PROBLEM DESCRIPTION: From the records below, find each line with the string "基础设施" and copy it.

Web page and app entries

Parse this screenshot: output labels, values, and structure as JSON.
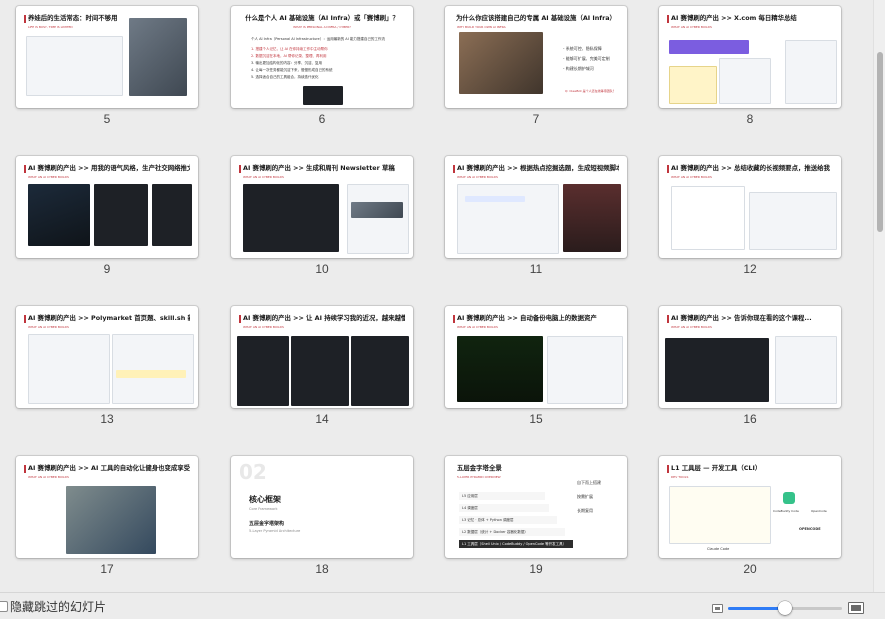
{
  "slides": [
    {
      "number": "5",
      "title": "养娃后的生活常态：时间不够用",
      "subtitle": "LIFE IS BUSY, TIME IS LIMITED"
    },
    {
      "number": "6",
      "title": "什么是个人 AI 基础设施（AI Infra）或「赛博刷」？",
      "subtitle": "WHAT IS PERSONAL AI INFRA / CYBER?",
      "body": [
        "个人 AI Infra（Personal AI Infrastructure）：运用最新的 AI 能力搭建自己的工作流",
        "1. 搭建个人记忆，让 AI 在你持续工作中主动帮你",
        "2. 数据沉淀在本地，AI 帮你记录、整理、再利用",
        "3. 输出更加结构化的内容：分享、沉淀、复用",
        "4. 让每一次任务都能沉淀下来，慢慢形成自己的系统",
        "5. 选择适合自己的工具组合，持续迭代优化"
      ]
    },
    {
      "number": "7",
      "title": "为什么你应该搭建自己的专属 AI 基础设施（AI Infra）",
      "subtitle": "WHY BUILD YOUR OWN AI INFRA",
      "bullets": [
        "- 系统可控、隐私保障",
        "- 能够可扩展、完美可定制",
        "- 构建长期护城河"
      ],
      "footnote": "Q: ClawBot 是个人还在线等待团队？"
    },
    {
      "number": "8",
      "title": "AI 赛博刷的产出 >> X.com 每日精华总结",
      "subtitle": "WHAT AN AI CYBER BUILDS"
    },
    {
      "number": "9",
      "title": "AI 赛博刷的产出 >> 用我的语气风格，生产社交网络推文",
      "subtitle": "WHAT AN AI CYBER BUILDS"
    },
    {
      "number": "10",
      "title": "AI 赛博刷的产出 >> 生成和周刊 Newsletter 草稿",
      "subtitle": "WHAT AN AI CYBER BUILDS"
    },
    {
      "number": "11",
      "title": "AI 赛博刷的产出 >> 根据热点挖掘选题，生成短视频脚本",
      "subtitle": "WHAT AN AI CYBER BUILDS"
    },
    {
      "number": "12",
      "title": "AI 赛博刷的产出 >> 总结收藏的长视频要点，推送给我",
      "subtitle": "WHAT AN AI CYBER BUILDS"
    },
    {
      "number": "13",
      "title": "AI 赛博刷的产出 >> Polymarket 首页题、skill.sh 新技能",
      "subtitle": "WHAT AN AI CYBER BUILDS"
    },
    {
      "number": "14",
      "title": "AI 赛博刷的产出 >> 让 AI 持续学习我的近况，越来越懂我",
      "subtitle": "WHAT AN AI CYBER BUILDS"
    },
    {
      "number": "15",
      "title": "AI 赛博刷的产出 >> 自动备份电脑上的数据资产",
      "subtitle": "WHAT AN AI CYBER BUILDS"
    },
    {
      "number": "16",
      "title": "AI 赛博刷的产出 >> 告诉你现在看的这个课程...",
      "subtitle": "WHAT AN AI CYBER BUILDS"
    },
    {
      "number": "17",
      "title": "AI 赛博刷的产出 >> AI 工具的自动化让健身也变成享受",
      "subtitle": "WHAT AN AI CYBER BUILDS"
    },
    {
      "number": "18",
      "big_number": "02",
      "title": "核心框架",
      "subtitle": "Core Framework",
      "title2": "五层金字塔架构",
      "subtitle2": "5-Layer Pyramid Architecture"
    },
    {
      "number": "19",
      "title": "五层金字塔全景",
      "subtitle": "5-LAYER PYRAMID OVERVIEW",
      "layers": [
        "L5 应用层",
        "L4 调度层",
        "L3 记忆 · 总体 + Python 调度层",
        "L2 数据层（统计 + Docker 容器化数据）",
        "L1 工具层（Shell Unix / CodeBuddy / OpenCode 等开发工具）"
      ],
      "side_labels": [
        "自下而上搭建",
        "按需扩展",
        "长期复用"
      ]
    },
    {
      "number": "20",
      "title": "L1 工具层 — 开发工具（CLI）",
      "subtitle": "DEV TOOLS",
      "caption_left": "Claude Code",
      "caption_right_1": "CodeBuddy Code",
      "caption_right_2": "OpenCode",
      "logo": "OPENCODE"
    }
  ],
  "footer": {
    "hide_skipped_label": "隐藏跳过的幻灯片",
    "zoom_level": 0.5
  },
  "colors": {
    "accent": "#c0353d",
    "slider_fill": "#2f7cf6"
  }
}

RESULT:
      "title": "什么是个人 AI 基础设施（AI Infra）或「赛博刷」？",
      "title": "为什么你应该搭建自己的专属 AI 基础设施（AI Infra）",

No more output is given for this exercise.